In his essay All problems of Notation Will be Solved by the Masses, Simon Yuill claims that the emergent practice of livecoding 'most directly embodies the key principles of FLOSS production into the creation and experience of the work itself.' Unfortunately this claim is supportet by an argumentation which is elitist, draws on the criterium of virtuosity and thereby stands in stark contrast to the culture of particpation that FLOSS has engendered. While his central argument is not supported, the piece offers enough food for thought to be considered interesting reading.
I am involved in a number of drupal projects, both new and legacy, some as paid projects, some volunteer.
I am involved or want to help with the maintainence of the code base (security patching, upgrades etc). However not all of the projects are on my own server. And as I am not a hosting company that is how things should be.
However, patching and upgrading is a pain, especially over many sites. How could this be managed efficiently and cooperatively?

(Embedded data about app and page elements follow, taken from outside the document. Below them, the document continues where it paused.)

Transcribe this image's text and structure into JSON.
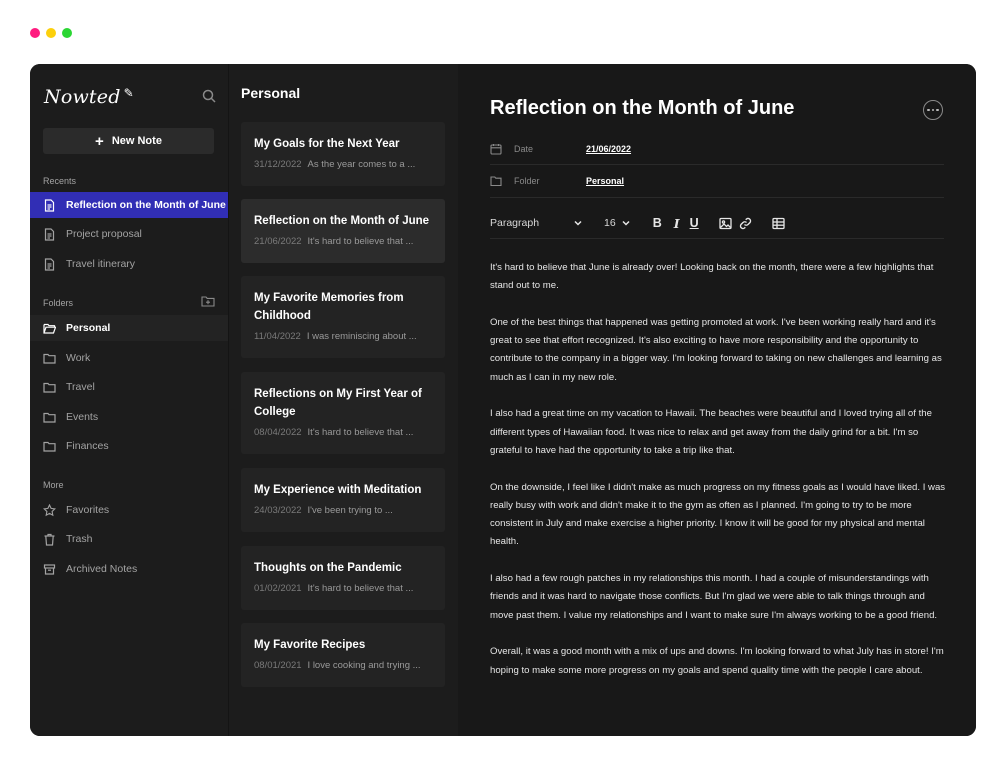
{
  "window": {
    "dot_colors": [
      "#ff1b7f",
      "#fcd00c",
      "#2bd633"
    ]
  },
  "sidebar": {
    "logo": "Nowted",
    "new_note_label": "New Note",
    "recents_label": "Recents",
    "recents": [
      {
        "label": "Reflection on the Month of June",
        "active": true
      },
      {
        "label": "Project proposal",
        "active": false
      },
      {
        "label": "Travel itinerary",
        "active": false
      }
    ],
    "folders_label": "Folders",
    "folders": [
      {
        "label": "Personal",
        "active": true
      },
      {
        "label": "Work",
        "active": false
      },
      {
        "label": "Travel",
        "active": false
      },
      {
        "label": "Events",
        "active": false
      },
      {
        "label": "Finances",
        "active": false
      }
    ],
    "more_label": "More",
    "more": [
      {
        "label": "Favorites",
        "icon": "star-icon"
      },
      {
        "label": "Trash",
        "icon": "trash-icon"
      },
      {
        "label": "Archived Notes",
        "icon": "archive-icon"
      }
    ]
  },
  "note_list": {
    "title": "Personal",
    "notes": [
      {
        "title": "My Goals for the Next Year",
        "date": "31/12/2022",
        "snippet": "As the year comes to a ..."
      },
      {
        "title": "Reflection on the Month of June",
        "date": "21/06/2022",
        "snippet": "It's hard to believe that ..."
      },
      {
        "title": "My Favorite Memories from Childhood",
        "date": "11/04/2022",
        "snippet": "I was reminiscing about ..."
      },
      {
        "title": "Reflections on My First Year of College",
        "date": "08/04/2022",
        "snippet": "It's hard to believe that ..."
      },
      {
        "title": "My Experience with Meditation",
        "date": "24/03/2022",
        "snippet": "I've been trying to ..."
      },
      {
        "title": "Thoughts on the Pandemic",
        "date": "01/02/2021",
        "snippet": "It's hard to believe that ..."
      },
      {
        "title": "My Favorite Recipes",
        "date": "08/01/2021",
        "snippet": "I love cooking and trying ..."
      }
    ]
  },
  "editor": {
    "title": "Reflection on the Month of June",
    "date_label": "Date",
    "date_value": "21/06/2022",
    "folder_label": "Folder",
    "folder_value": "Personal",
    "toolbar": {
      "paragraph": "Paragraph",
      "font_size": "16",
      "bold": "B",
      "italic": "I",
      "underline": "U"
    },
    "paragraphs": [
      "It's hard to believe that June is already over! Looking back on the month, there were a few highlights that stand out to me.",
      "One of the best things that happened was getting promoted at work. I've been working really hard and it's great to see that effort recognized. It's also exciting to have more responsibility and the opportunity to contribute to the company in a bigger way. I'm looking forward to taking on new challenges and learning as much as I can in my new role.",
      "I also had a great time on my vacation to Hawaii. The beaches were beautiful and I loved trying all of the different types of Hawaiian food. It was nice to relax and get away from the daily grind for a bit. I'm so grateful to have had the opportunity to take a trip like that.",
      "On the downside, I feel like I didn't make as much progress on my fitness goals as I would have liked. I was really busy with work and didn't make it to the gym as often as I planned. I'm going to try to be more consistent in July and make exercise a higher priority. I know it will be good for my physical and mental health.",
      "I also had a few rough patches in my relationships this month. I had a couple of misunderstandings with friends and it was hard to navigate those conflicts. But I'm glad we were able to talk things through and move past them. I value my relationships and I want to make sure I'm always working to be a good friend.",
      "Overall, it was a good month with a mix of ups and downs. I'm looking forward to what July has in store! I'm hoping to make some more progress on my goals and spend quality time with the people I care about."
    ]
  }
}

I have had to use subversion recently for a job, which is great as i've been meaning to start using it for ages! Here is an intro to subversion, and following a suggestion of how it could help next layer and related projects in a very practical way.
Subversion is a "versioning system" that is used most often by coders and documentors to store text files, but can actually be used for any kind of data.
Earlier this year I was invited to work as a Guest Curator on Coding Cultures, a project initiated by d/Lux Media Arts in Sydney.
It had 5 main elements: artist residencies (Proboscis from the UK, and mervin Jarman from Jamaica with Camille Turner from Canada); workshops, a symposium, a book, and a country gig in the remote mining town of Broken Hill.
'A Handbook for Coding Cultures' was a small-run free print publication which is also available for download at:
Last year I drew on some of my Masters research* to write a chapter for a book on Open Source Software.
My text is titled 'Social Technologies and the Digital Commons' and the book is Handbook of Research on Open Source Software: Technological, Economic, and Social Perspectives, edited by Kirk St. Amant and Brian Still.